_What you should do_
Scan the entries below and return each line that contains "Contact".

Start of Records for the task

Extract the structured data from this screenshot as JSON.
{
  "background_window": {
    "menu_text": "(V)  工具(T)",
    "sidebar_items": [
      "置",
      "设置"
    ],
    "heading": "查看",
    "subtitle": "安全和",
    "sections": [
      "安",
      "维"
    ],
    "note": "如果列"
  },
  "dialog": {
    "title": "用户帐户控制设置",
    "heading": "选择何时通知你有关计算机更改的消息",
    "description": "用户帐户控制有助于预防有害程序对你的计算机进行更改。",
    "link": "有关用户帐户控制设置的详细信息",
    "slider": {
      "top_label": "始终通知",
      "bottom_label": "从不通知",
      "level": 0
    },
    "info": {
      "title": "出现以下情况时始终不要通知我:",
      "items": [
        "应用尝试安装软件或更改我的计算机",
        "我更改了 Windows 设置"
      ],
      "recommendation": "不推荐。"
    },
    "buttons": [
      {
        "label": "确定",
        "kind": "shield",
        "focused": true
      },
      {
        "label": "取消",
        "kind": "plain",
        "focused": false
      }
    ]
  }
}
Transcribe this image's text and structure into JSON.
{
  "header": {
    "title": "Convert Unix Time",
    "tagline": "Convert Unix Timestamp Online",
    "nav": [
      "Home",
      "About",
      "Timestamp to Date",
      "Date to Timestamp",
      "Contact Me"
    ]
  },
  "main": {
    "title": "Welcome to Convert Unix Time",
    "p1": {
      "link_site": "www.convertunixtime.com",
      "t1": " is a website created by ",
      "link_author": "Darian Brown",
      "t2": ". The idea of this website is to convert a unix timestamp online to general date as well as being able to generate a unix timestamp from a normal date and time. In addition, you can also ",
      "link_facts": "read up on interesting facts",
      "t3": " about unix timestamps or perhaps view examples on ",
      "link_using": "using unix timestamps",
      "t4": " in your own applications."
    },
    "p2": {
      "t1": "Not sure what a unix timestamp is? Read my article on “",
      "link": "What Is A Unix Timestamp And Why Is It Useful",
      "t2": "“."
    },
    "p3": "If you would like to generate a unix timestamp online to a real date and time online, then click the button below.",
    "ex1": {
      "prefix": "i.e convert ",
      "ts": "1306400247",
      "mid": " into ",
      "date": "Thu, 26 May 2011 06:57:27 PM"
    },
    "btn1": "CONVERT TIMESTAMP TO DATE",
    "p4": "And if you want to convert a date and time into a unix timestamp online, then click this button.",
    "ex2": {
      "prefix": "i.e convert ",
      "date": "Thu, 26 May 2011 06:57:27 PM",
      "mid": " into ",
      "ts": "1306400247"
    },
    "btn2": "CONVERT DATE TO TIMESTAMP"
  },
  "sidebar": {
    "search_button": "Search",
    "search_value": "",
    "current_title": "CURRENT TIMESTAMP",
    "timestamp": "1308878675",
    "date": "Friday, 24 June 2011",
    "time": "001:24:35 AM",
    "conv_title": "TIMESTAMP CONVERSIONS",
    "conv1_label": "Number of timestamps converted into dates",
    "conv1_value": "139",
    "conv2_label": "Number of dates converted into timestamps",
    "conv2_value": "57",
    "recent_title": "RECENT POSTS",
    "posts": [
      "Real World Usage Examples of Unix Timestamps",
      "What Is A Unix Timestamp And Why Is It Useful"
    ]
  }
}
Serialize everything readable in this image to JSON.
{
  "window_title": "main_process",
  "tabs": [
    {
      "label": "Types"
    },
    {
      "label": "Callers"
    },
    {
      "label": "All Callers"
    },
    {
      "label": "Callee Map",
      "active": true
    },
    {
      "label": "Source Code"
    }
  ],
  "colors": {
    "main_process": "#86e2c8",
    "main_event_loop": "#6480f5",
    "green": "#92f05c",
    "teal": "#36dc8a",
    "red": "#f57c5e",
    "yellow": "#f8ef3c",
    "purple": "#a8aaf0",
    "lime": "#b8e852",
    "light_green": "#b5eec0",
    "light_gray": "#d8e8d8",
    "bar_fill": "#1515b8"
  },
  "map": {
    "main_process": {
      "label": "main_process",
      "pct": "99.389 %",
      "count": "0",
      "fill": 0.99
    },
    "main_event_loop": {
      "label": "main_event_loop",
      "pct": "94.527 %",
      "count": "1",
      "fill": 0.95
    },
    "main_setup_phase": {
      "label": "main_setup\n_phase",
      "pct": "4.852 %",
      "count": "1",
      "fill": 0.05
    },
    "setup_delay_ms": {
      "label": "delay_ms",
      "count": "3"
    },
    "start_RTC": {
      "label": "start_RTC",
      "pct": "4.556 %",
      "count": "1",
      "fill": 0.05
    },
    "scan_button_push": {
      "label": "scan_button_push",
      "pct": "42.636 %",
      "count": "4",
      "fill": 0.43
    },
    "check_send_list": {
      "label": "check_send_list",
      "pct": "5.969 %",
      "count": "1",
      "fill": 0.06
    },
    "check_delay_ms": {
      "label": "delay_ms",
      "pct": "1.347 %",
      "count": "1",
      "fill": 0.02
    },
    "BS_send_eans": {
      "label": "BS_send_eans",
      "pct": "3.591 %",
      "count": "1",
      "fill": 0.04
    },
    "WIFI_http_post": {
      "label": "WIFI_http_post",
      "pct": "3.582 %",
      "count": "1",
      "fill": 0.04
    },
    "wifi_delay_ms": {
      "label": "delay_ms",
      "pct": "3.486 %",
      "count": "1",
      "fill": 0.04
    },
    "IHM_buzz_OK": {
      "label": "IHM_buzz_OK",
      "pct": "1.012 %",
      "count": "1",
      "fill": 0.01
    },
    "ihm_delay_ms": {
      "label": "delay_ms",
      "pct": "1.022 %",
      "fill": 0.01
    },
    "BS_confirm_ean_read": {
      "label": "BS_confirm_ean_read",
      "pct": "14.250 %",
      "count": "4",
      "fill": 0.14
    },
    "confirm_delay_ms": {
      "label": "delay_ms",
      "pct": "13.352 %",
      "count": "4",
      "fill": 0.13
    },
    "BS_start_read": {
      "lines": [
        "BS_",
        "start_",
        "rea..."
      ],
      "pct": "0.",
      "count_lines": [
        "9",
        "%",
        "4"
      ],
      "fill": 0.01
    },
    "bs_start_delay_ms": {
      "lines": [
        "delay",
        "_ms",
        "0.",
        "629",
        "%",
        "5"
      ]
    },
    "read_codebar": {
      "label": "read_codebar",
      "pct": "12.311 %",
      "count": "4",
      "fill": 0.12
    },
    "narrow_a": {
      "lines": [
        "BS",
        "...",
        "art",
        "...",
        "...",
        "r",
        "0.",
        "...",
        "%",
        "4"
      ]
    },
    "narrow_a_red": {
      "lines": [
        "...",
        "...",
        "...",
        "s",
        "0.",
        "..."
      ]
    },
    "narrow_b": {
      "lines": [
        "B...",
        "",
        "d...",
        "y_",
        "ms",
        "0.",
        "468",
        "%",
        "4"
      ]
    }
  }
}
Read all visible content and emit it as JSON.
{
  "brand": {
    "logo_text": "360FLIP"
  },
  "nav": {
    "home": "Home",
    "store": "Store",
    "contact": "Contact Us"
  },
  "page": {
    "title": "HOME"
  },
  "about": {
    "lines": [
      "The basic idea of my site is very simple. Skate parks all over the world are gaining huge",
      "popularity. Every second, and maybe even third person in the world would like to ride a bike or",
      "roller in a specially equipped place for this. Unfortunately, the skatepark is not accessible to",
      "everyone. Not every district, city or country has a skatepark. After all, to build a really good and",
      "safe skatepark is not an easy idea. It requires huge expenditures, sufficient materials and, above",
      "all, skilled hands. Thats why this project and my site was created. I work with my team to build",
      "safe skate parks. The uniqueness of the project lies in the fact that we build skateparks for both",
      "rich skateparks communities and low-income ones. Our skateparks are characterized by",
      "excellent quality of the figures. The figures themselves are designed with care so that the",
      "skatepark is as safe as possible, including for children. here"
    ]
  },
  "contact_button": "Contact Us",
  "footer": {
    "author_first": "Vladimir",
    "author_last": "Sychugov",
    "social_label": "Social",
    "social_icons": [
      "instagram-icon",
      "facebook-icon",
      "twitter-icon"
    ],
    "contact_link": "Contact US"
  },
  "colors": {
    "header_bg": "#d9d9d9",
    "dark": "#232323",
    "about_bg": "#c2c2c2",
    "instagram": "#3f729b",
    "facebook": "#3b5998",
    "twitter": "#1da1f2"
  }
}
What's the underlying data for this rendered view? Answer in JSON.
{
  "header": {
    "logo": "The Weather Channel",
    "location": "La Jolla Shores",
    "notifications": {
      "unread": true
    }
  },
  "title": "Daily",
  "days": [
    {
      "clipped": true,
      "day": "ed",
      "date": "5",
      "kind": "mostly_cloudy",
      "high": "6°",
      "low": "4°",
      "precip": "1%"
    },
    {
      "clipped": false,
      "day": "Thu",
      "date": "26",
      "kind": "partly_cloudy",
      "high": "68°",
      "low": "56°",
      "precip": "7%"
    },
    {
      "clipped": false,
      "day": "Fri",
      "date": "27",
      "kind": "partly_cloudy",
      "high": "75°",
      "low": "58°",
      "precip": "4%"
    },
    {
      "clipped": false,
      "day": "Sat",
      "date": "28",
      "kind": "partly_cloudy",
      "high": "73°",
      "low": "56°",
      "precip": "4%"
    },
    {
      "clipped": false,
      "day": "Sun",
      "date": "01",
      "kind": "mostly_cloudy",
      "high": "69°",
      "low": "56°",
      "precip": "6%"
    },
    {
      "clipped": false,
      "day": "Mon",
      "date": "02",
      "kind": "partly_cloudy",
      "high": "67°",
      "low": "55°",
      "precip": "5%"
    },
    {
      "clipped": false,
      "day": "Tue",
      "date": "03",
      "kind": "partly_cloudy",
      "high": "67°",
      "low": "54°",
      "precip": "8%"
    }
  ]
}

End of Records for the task

_Answer section_
      "Contact Me"
    "contact": "Contact Us"
  "contact_button": "Contact Us",
    "contact_link": "Contact US"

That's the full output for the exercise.